He adds, “It was the first Indian non-film song that was composed on the thought and phrase of ‘satyameva jayate’. We used to play that song extensively at our concerts about a decade ago. That song is not as popular as Maaeri (from the same album) because we did not make a video for it. But I believe that is the point – if one takes a 12-year-old song and picks up its chorus, most people won’t know about it, barring a few passionate fans who instantly recalled it and called me up.”

I’d have given permission

“They could have asked me and I’d have agreed at one go. I wouldn’t have asked for money. I would have just asked for a small credit to the band for the song,” says Palash.
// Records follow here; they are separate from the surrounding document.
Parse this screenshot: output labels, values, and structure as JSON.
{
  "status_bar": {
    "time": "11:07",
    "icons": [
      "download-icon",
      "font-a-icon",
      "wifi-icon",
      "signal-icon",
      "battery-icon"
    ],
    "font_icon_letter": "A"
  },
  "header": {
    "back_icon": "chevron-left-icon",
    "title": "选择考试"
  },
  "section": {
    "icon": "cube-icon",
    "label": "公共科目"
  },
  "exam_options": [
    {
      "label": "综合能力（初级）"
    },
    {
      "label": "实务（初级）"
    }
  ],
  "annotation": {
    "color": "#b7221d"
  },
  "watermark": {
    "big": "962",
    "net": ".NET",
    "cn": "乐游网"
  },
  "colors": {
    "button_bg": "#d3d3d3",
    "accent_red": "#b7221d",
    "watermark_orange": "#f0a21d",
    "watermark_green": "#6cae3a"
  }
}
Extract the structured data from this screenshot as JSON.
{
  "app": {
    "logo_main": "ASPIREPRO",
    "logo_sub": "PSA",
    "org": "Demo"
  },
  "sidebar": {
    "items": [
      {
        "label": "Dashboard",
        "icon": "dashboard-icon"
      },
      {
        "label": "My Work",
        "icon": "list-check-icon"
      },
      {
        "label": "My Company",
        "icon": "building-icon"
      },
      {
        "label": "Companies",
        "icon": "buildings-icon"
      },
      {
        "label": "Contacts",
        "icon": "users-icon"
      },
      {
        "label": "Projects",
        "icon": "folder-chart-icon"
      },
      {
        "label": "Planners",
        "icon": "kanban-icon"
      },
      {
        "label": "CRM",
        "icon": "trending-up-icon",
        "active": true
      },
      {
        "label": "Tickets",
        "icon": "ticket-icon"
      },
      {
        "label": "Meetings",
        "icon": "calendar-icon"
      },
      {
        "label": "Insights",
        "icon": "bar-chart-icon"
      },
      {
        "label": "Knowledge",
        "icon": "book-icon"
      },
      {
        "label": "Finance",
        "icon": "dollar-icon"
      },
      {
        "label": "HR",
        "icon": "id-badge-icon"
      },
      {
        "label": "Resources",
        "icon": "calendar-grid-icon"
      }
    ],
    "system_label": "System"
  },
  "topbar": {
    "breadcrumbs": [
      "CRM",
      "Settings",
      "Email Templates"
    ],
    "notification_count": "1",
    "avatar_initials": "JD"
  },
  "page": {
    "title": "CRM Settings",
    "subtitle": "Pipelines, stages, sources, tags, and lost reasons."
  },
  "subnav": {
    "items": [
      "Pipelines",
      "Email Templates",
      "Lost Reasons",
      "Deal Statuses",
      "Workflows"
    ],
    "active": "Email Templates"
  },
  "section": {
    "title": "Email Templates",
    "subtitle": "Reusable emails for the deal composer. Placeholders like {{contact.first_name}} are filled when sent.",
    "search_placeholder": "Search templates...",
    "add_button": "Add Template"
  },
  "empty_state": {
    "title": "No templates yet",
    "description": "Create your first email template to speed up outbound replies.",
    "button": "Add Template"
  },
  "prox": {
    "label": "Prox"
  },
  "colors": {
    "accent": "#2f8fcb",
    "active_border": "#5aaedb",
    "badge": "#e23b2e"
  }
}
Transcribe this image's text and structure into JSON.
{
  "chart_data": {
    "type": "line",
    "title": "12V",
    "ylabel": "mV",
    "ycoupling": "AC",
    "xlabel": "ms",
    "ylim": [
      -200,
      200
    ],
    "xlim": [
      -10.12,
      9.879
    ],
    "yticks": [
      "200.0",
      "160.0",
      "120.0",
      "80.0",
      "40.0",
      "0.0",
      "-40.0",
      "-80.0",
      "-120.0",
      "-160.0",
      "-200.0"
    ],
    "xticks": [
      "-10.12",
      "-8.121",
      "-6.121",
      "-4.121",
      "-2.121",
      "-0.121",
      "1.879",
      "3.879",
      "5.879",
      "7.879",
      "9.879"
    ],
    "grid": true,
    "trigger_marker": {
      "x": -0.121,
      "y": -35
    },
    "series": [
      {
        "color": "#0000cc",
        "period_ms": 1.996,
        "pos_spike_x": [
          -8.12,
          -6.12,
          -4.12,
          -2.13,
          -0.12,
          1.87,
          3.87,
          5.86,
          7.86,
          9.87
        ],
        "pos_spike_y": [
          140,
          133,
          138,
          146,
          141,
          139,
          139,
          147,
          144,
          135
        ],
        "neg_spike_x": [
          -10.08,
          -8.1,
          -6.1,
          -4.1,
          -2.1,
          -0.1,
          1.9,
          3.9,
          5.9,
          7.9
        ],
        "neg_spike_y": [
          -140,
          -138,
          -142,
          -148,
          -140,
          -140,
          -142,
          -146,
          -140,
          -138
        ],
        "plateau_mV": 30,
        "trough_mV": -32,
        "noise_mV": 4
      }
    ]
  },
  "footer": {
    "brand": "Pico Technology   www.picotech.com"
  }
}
“A lot of times, I see Euphoria’s tunes, catch-phrases, etc, in many Bollywood songs, but since that was not full-fledged copying, I didn’t raise any objection. I admire and respect Ram, and I remember how he fought for copyright issues when his own song was lifted and used in Rakesh Roshan’s Krazzy 4, hence the shock is even greater. The problem is that today, in the industry, copying is so frequent that people don’t even care about the original contributor’s objections.I want the audience to hear Euphoria’s Satyameva Jayate and decide on their own,” says Palash.

In 2008, Ram was involved in a similar copyright controversy, but back then, he was the one accusing the Roshans of not giving him credit for the music of Krazzy 4. He ultimately won the case and got 2 crore as compensation.


No comment: Ram Sampath

When contacted about Palash’s allegations, Ram Sampath, composer of the anthem for Aamir’s TV show, said, “I don’t have any idea about what you are saying. Nobody has said anything of this sort to me yet. So, I refuse to comment.”

Ditto: channel

When we spoke to Star India, they refused to speak on the matter. “No comment”, said the official spokesperson. Another official, though unwilling to be quoted, told us, “We don’t deny that we have received a legal document on this. But before we take any action or revert on this, we’ll check the authenticity of the allegation. We will not simply accept what someone is shouting from one corner of the world. We need some time.

YOU WATCH BOTH VERSIONS AND DECIDE